From the President
From the President
A Lifelong Connection
September 6, 2013
This month we welcome Darren Walker as the foundation’s 10th president. An experienced social change leader who is guided by a deep passion for justice, Darren brings to his new role a nuanced understanding of the challenges facing our world and the unique role philanthropy can play in addressing them.
As he prepared to assume leadership of the foundation, Darren took some time to reflect on how philanthropy can fuel social change and the experiences that brought him to this moment.
You’ve said that your life’s story is inseparable from the Ford Foundation’s story. How so?
When I was a little boy in Ames, Texas—population 1,800—in 1965, a volunteer from the Head Start program walked up the road and onto our porch and asked my mother if she would enroll me. That program—I don’t think it was even called Head Start yet—was designed in part by a group of early childhood development researchers at Yale University, who were pursuing interventions to reduce poverty. The Ford Foundation funded their work. Then, when I got older, the Pell grant was an important part of financing college for me. Ford also supported research on that program.

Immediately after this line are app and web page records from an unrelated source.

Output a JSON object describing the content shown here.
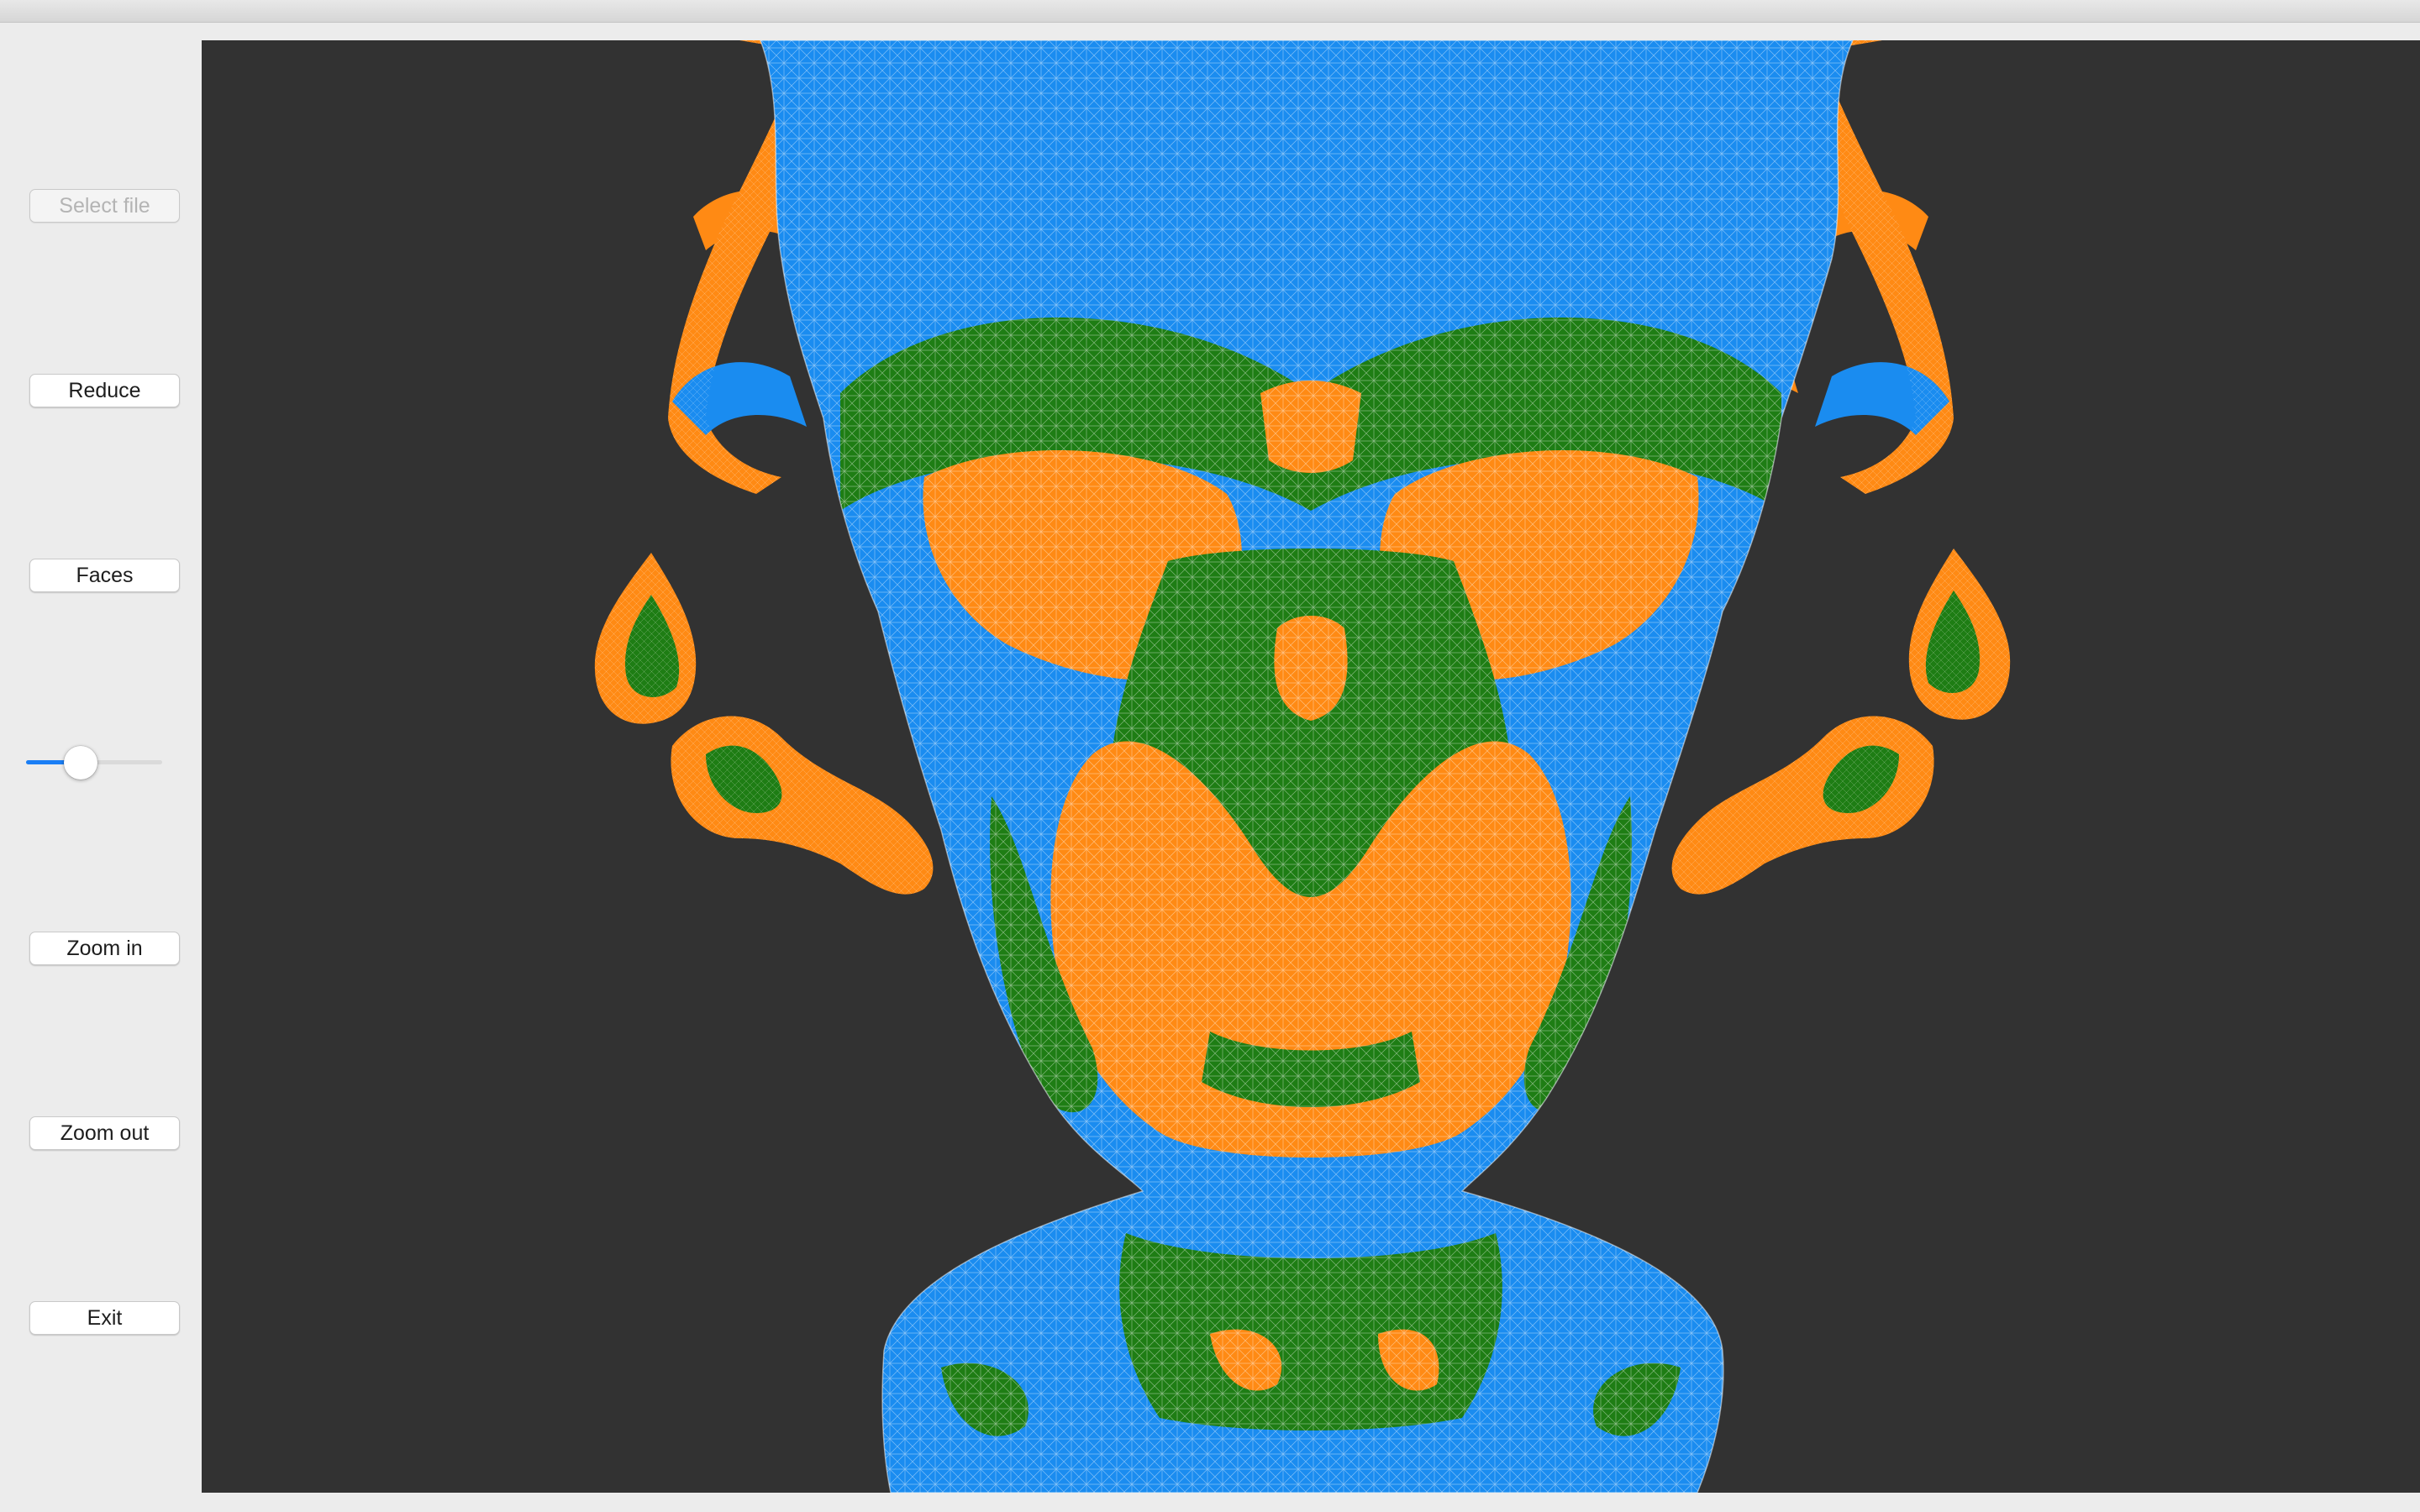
{
  "window": {
    "title": ""
  },
  "sidebar": {
    "select_file_label": "Select file",
    "reduce_label": "Reduce",
    "faces_label": "Faces",
    "zoom_in_label": "Zoom in",
    "zoom_out_label": "Zoom out",
    "exit_label": "Exit",
    "slider": {
      "value_fraction": 0.4
    }
  },
  "viewport": {
    "background_color": "#323232",
    "mesh_colors": {
      "blue": "#1a8cf0",
      "green": "#1e7d14",
      "orange": "#ff8a14",
      "wire": "#ffffff"
    }
  },
  "colors": {
    "accent": "#1a7ef5",
    "window_bg": "#ececec"
  }
}
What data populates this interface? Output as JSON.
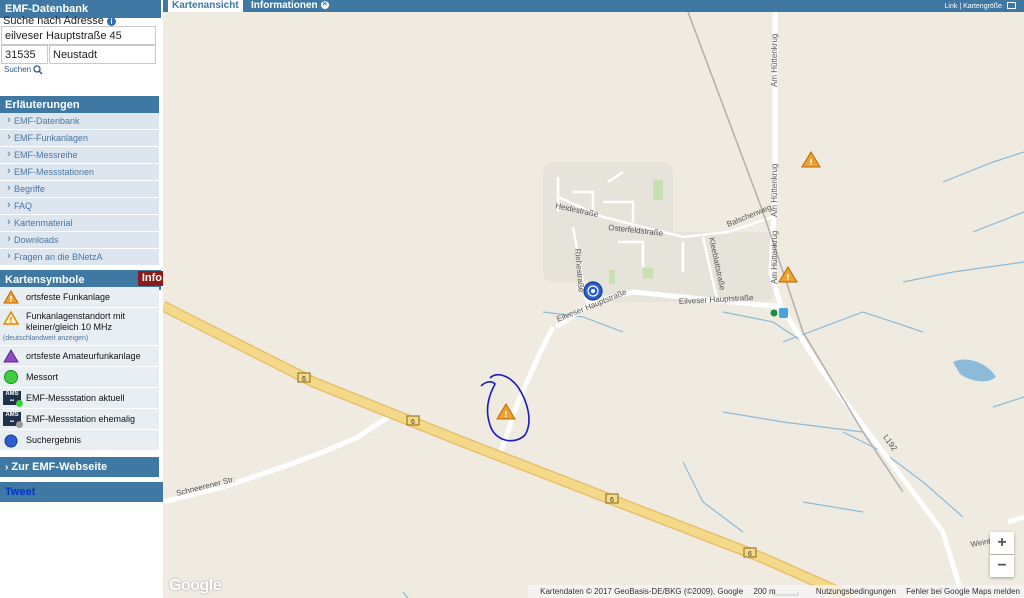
{
  "sidebar": {
    "emf_header": "EMF-Datenbank",
    "search_label": "Suche nach Adresse",
    "street_value": "eilveser Hauptstraße 45",
    "zip_value": "31535",
    "city_value": "Neustadt",
    "search_button": "Suchen",
    "explanations_header": "Erläuterungen",
    "nav_items": [
      "EMF-Datenbank",
      "EMF-Funkanlagen",
      "EMF-Messreihe",
      "EMF-Messstationen",
      "Begriffe",
      "FAQ",
      "Kartenmaterial",
      "Downloads",
      "Fragen an die BNetzA"
    ],
    "symbols_header": "Kartensymbole",
    "info_badge": "Info",
    "legend": [
      {
        "label": "ortsfeste Funkanlage",
        "icon": "orange-warning-triangle-icon"
      },
      {
        "label": "Funkanlagenstandort mit kleiner/gleich 10 MHz",
        "sub": "(deutschlandweit anzeigen)",
        "icon": "orange-triangle-outline-icon"
      },
      {
        "label": "ortsfeste Amateurfunkanlage",
        "icon": "purple-triangle-icon"
      },
      {
        "label": "Messort",
        "icon": "green-dot-icon"
      },
      {
        "label": "EMF-Messstation aktuell",
        "icon": "ams-active-icon"
      },
      {
        "label": "EMF-Messstation ehemalig",
        "icon": "ams-former-icon"
      },
      {
        "label": "Suchergebnis",
        "icon": "blue-dot-icon"
      }
    ],
    "website_link": "Zur EMF-Webseite",
    "tweet": "Tweet"
  },
  "tabs": {
    "map_tab": "Kartenansicht",
    "info_tab": "Informationen",
    "top_right": "Link | Kartengröße"
  },
  "map": {
    "streets": {
      "am_huettenkrug": "Am Hüttenkrug",
      "heidestrasse": "Heidestraße",
      "osterfeldstrasse": "Osterfeldstraße",
      "balschenweg": "Balschenweg",
      "kleeblattstrasse": "Kleeblattstraße",
      "riehestrasse": "Riehestraße",
      "eilveser_hauptstrasse": "Eilveser Hauptstraße",
      "schneerener_str": "Schneerener Str.",
      "l192": "L192",
      "road_6": "6",
      "weint": "Weint"
    },
    "zoom_in": "+",
    "zoom_out": "−",
    "google": "Google",
    "attribution": {
      "data": "Kartendaten © 2017 GeoBasis-DE/BKG (©2009), Google",
      "scale": "200 m",
      "terms": "Nutzungsbedingungen",
      "report": "Fehler bei Google Maps melden"
    }
  },
  "colors": {
    "header_blue": "#3f78a3",
    "nav_bg": "#dde6ef",
    "map_bg": "#efebe1",
    "highway": "#f5d98a",
    "water": "#8bbbd8",
    "info_red": "#8b1a1a"
  }
}
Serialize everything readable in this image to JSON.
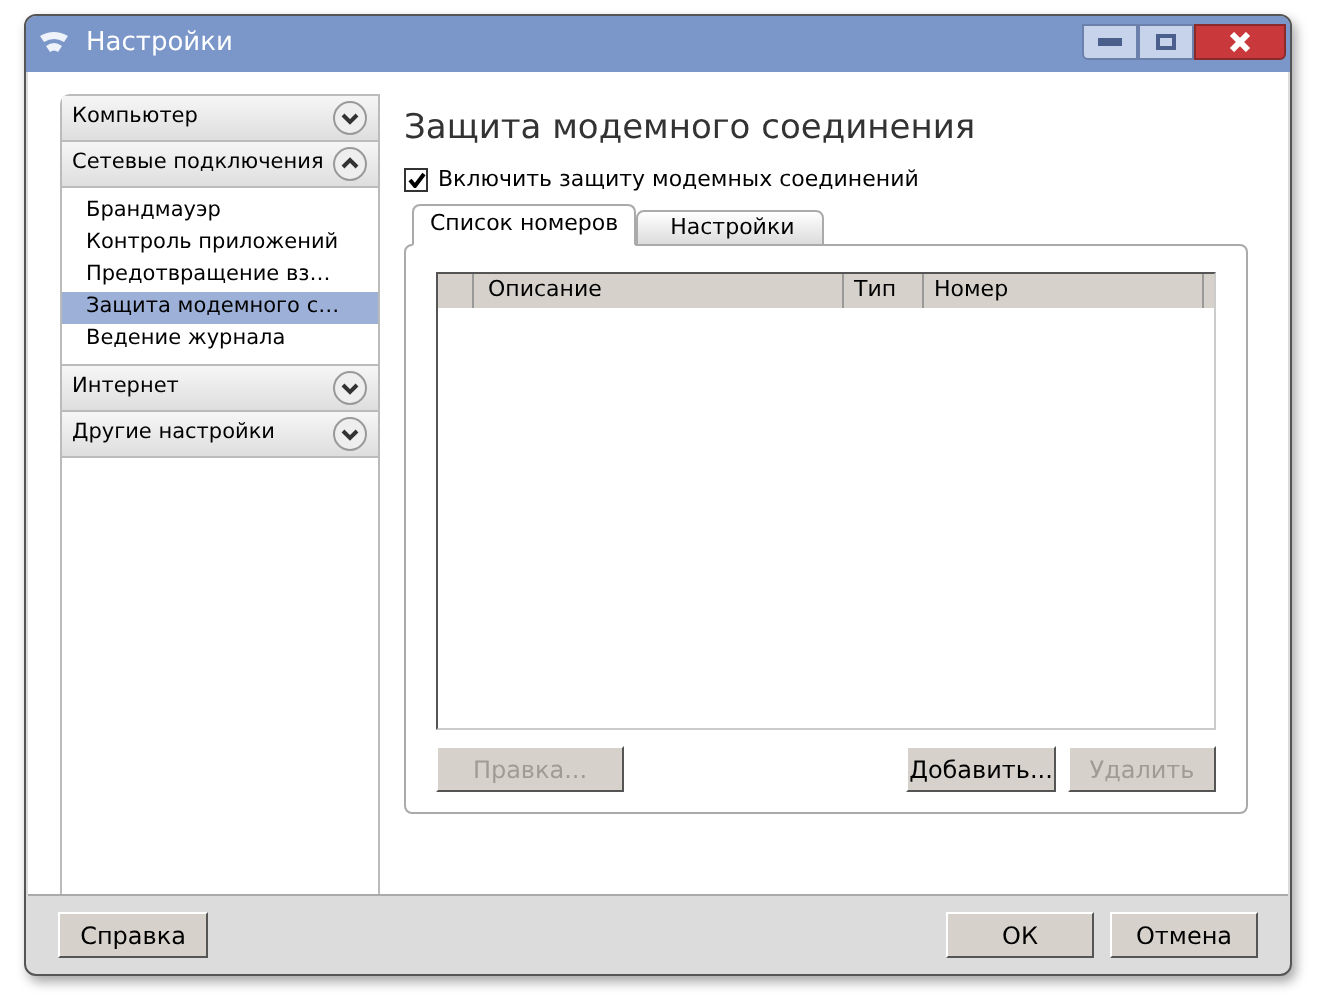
{
  "window": {
    "title": "Настройки"
  },
  "sidebar": {
    "sections": [
      {
        "label": "Компьютер",
        "expanded": false
      },
      {
        "label": "Сетевые подключения",
        "expanded": true,
        "children": [
          {
            "label": "Брандмауэр",
            "selected": false
          },
          {
            "label": "Контроль приложений",
            "selected": false
          },
          {
            "label": "Предотвращение вз…",
            "selected": false
          },
          {
            "label": "Защита модемного с…",
            "selected": true
          },
          {
            "label": "Ведение журнала",
            "selected": false
          }
        ]
      },
      {
        "label": "Интернет",
        "expanded": false
      },
      {
        "label": "Другие настройки",
        "expanded": false
      }
    ]
  },
  "content": {
    "heading": "Защита модемного соединения",
    "checkbox": {
      "label": "Включить защиту модемных соединений",
      "checked": true
    },
    "tabs": [
      {
        "label": "Список номеров",
        "selected": true
      },
      {
        "label": "Настройки",
        "selected": false
      }
    ],
    "table": {
      "columns": [
        "Описание",
        "Тип",
        "Номер"
      ]
    },
    "buttons": [
      {
        "label": "Правка...",
        "disabled": true
      },
      {
        "label": "Добавить...",
        "disabled": false
      },
      {
        "label": "Удалить",
        "disabled": true
      }
    ]
  },
  "footer": {
    "help": {
      "label": "Справка",
      "disabled": false
    },
    "buttons": [
      {
        "label": "ОК",
        "disabled": false
      },
      {
        "label": "Отмена",
        "disabled": false
      }
    ]
  }
}
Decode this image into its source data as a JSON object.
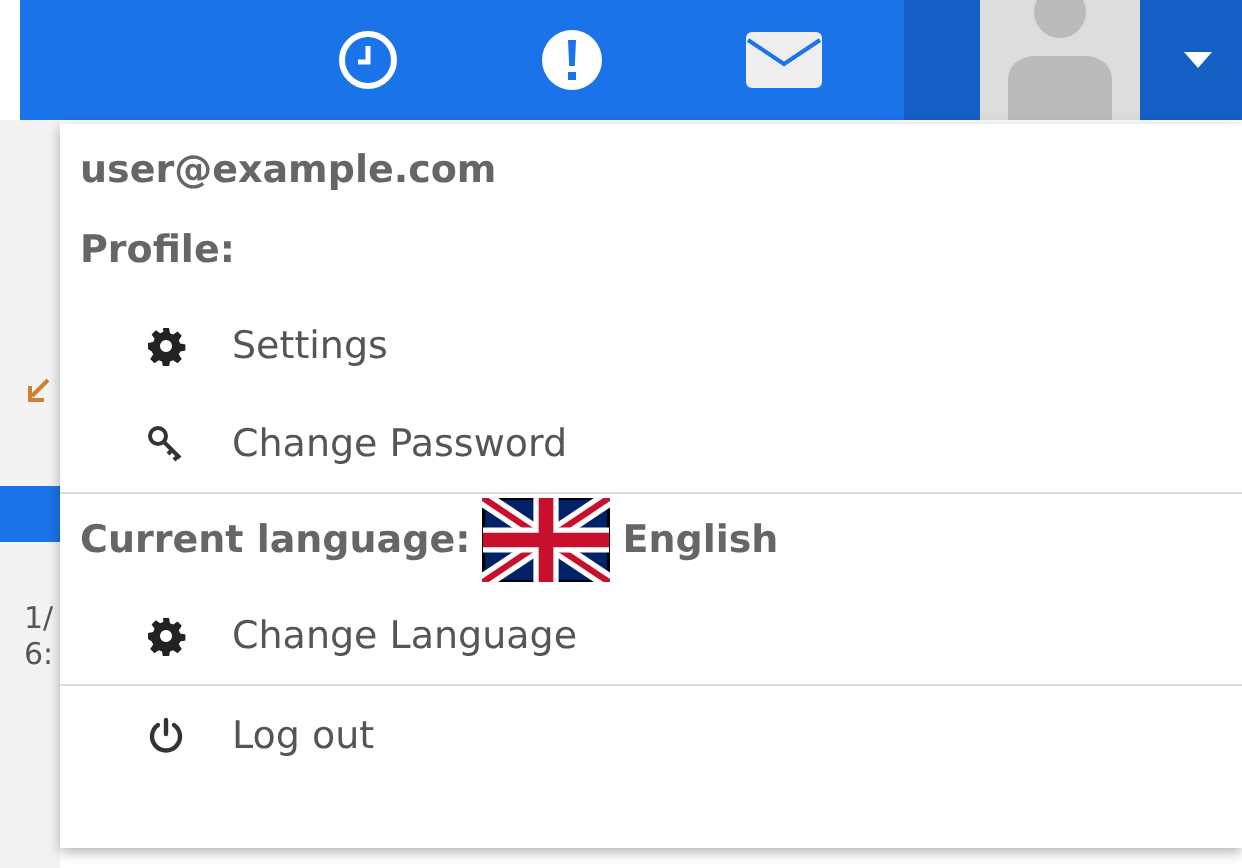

Later, when I became interested in coming to Harlem, I met the Reverend Calvin Butts and Karen Phillips at the Abbysinian Baptist Church. They had an ambitious vision to revitalize Harlem in the early 1990s, when most people had given up on Harlem. With a grant from the Local Initiative Support Corporation, a program that was started by the Ford Foundation, the Abbysinian Development Corporation was able to hire new senior-level staff. I was one of those staff members. And eventually, we received a grant from the Ford Foundation itself.
So the Ford Foundation has been a part of my life for a very long time, sometimes in ways I didn’t even realize until later.
How have those experiences informed your thinking as a philanthropic leader?
I have a personal understanding of the issues we work on, and that gives me a perspective. Issues like the criminal justice system, which I’ve had to deal with in my own family. I understand personally how insidious predatory lending can be. As the son of a single mother, I certainly understand the challenges low-wage workers and women face in this country.
And your early experiences working in Harlem?
My experiences in the nonprofit sector have helped me to be grounded in my thinking—to realize the importance of marrying good theory with good practice. They’ve helped me understand the importance of having an authentic voice and an inclusive process.
The foundation works on such a wide range of issues. What do you think unites all of this work?
What unites our work is a deep and abiding belief in human dignity. We believe every individual has a right to dream, and then to have the opportunity for those dreams to be realized—particularly the dreams and aspirations of poor people, of women, of people who are often left out and left behind. We have a commitment to those people, to those communities, and we hold ourselves accountable for that commitment.
Our work is also grounded in an understanding of how injustices are connected. For instance, we believe that development and social justice are not mutually exclusive, that prosperity can and must be shared. The foundation works to tackle specific problems, and at the same time to change the underlying structures and systems that perpetuate injustice. We’re not just fighting against injustice, we’re fighting for justice; against inequality and for fairness. For meaningful, sustainable change in people’s lives.
What is the responsibility of philanthropy as we confront the next generation of challenges?
There was a day when there were many more public figures and public institutions that spoke out on issues of injustice in society, but many of those voices are constrained today. In philanthropy, we continue to have the opportunity to speak out about injustice and demand more of others and of ourselves. We need to thoughtfully use that voice, and leverage and support the voices of our grantees.
No single philanthropy has the resources to solve the problems that its mission requires it to work on. So we need to genuinely seek partners who are like-minded and have similar areas of programming. It’s very hard to do effective partnership in philanthropy—much harder than one would think. I’m interested in understanding why that is, and if it’s possible for it to be easier.
As you step into this new role, what are you most excited about?
I am excited about our ability to take risks and do bold work that really puts a mirror up to ourselves as a society—to support the idea that young girls should not be forced into marriage, to support powerful documentary films that bring urgent issues to a wide audience, to support LGBT rights. I’m excited about the immense challenge this represents, and the very real potential for change. I am exhilarated by the chance to serve this institution; being the president of the Ford Foundation is such a privilege. Every day, I pinch myself.
“We’re not just fighting against injustice, we’re fighting for justice; against inequality and for fairness. For meaningful, sustainable change in people’s lives.”